Entries taken from a collection
----------------

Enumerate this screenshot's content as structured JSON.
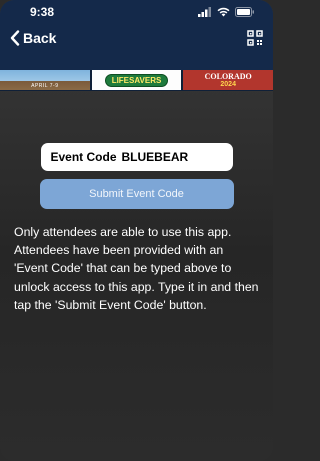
{
  "status_bar": {
    "time": "9:38",
    "icons": [
      "signal-icon",
      "wifi-icon",
      "battery-icon"
    ]
  },
  "nav": {
    "back_label": "Back",
    "right_icon": "qr-code-icon"
  },
  "banner": {
    "slot1_date": "APRIL 7-9",
    "slot2_title": "LIFESAVERS",
    "slot3_title": "COLORADO",
    "slot3_year": "2024"
  },
  "event_code": {
    "label": "Event Code",
    "value": "BLUEBEAR"
  },
  "submit": {
    "label": "Submit Event Code"
  },
  "info_text": "Only attendees are able to use this app. Attendees have been provided with an 'Event Code' that can be typed above to unlock access to this app. Type it in and then tap the 'Submit Event Code' button.",
  "colors": {
    "header_bg": "#14294a",
    "button_bg": "#7da6d6",
    "text": "#ffffff"
  }
}
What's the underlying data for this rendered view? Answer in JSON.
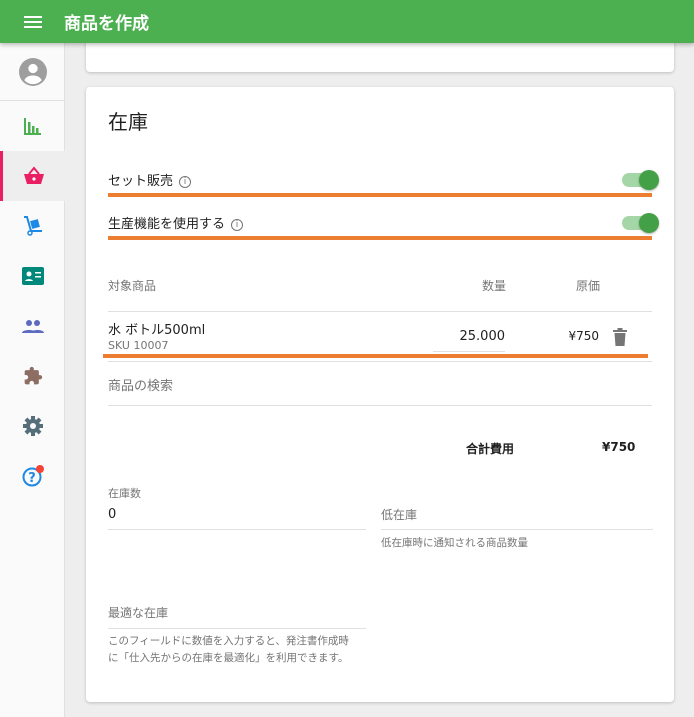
{
  "header": {
    "title": "商品を作成"
  },
  "sidebar": {
    "items": [
      "avatar",
      "analytics",
      "shop",
      "delivery",
      "contacts",
      "people",
      "extensions",
      "settings",
      "help"
    ],
    "active": "shop",
    "accent": "#e91e63"
  },
  "inventory": {
    "title": "在庫",
    "set_sale": {
      "label": "セット販売",
      "on": true
    },
    "production": {
      "label": "生産機能を使用する",
      "on": true
    },
    "table": {
      "headers": {
        "product": "対象商品",
        "quantity": "数量",
        "cost": "原価"
      },
      "rows": [
        {
          "name": "水 ボトル500ml",
          "sku": "SKU 10007",
          "quantity": "25.000",
          "cost": "¥750"
        }
      ],
      "search_placeholder": "商品の検索"
    },
    "total": {
      "label": "合計費用",
      "value": "¥750"
    },
    "stock": {
      "label": "在庫数",
      "value": "0"
    },
    "low_stock": {
      "label": "低在庫",
      "helper": "低在庫時に通知される商品数量"
    },
    "optimal": {
      "label": "最適な在庫",
      "helper1": "このフィールドに数値を入力すると、発注書作成時",
      "helper2": "に「仕入先からの在庫を最適化」を利用できます。"
    }
  },
  "colors": {
    "primary": "#4caf50",
    "highlight": "#ed7d31"
  }
}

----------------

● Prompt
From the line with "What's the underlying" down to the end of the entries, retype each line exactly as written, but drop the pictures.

● Answer section
What's the underlying data for this rendered view? Answer in JSON.
{
  "header": {
    "title": "商品を作成"
  },
  "sidebar": {
    "items": [
      "avatar",
      "analytics",
      "shop",
      "delivery",
      "contacts",
      "people",
      "extensions",
      "settings",
      "help"
    ],
    "active": "shop",
    "accent": "#e91e63"
  },
  "inventory": {
    "title": "在庫",
    "set_sale": {
      "label": "セット販売",
      "on": true
    },
    "production": {
      "label": "生産機能を使用する",
      "on": true
    },
    "table": {
      "headers": {
        "product": "対象商品",
        "quantity": "数量",
        "cost": "原価"
      },
      "rows": [
        {
          "name": "水 ボトル500ml",
          "sku": "SKU 10007",
          "quantity": "25.000",
          "cost": "¥750"
        }
      ],
      "search_placeholder": "商品の検索"
    },
    "total": {
      "label": "合計費用",
      "value": "¥750"
    },
    "stock": {
      "label": "在庫数",
      "value": "0"
    },
    "low_stock": {
      "label": "低在庫",
      "helper": "低在庫時に通知される商品数量"
    },
    "optimal": {
      "label": "最適な在庫",
      "helper1": "このフィールドに数値を入力すると、発注書作成時",
      "helper2": "に「仕入先からの在庫を最適化」を利用できます。"
    }
  },
  "colors": {
    "primary": "#4caf50",
    "highlight": "#ed7d31"
  }
}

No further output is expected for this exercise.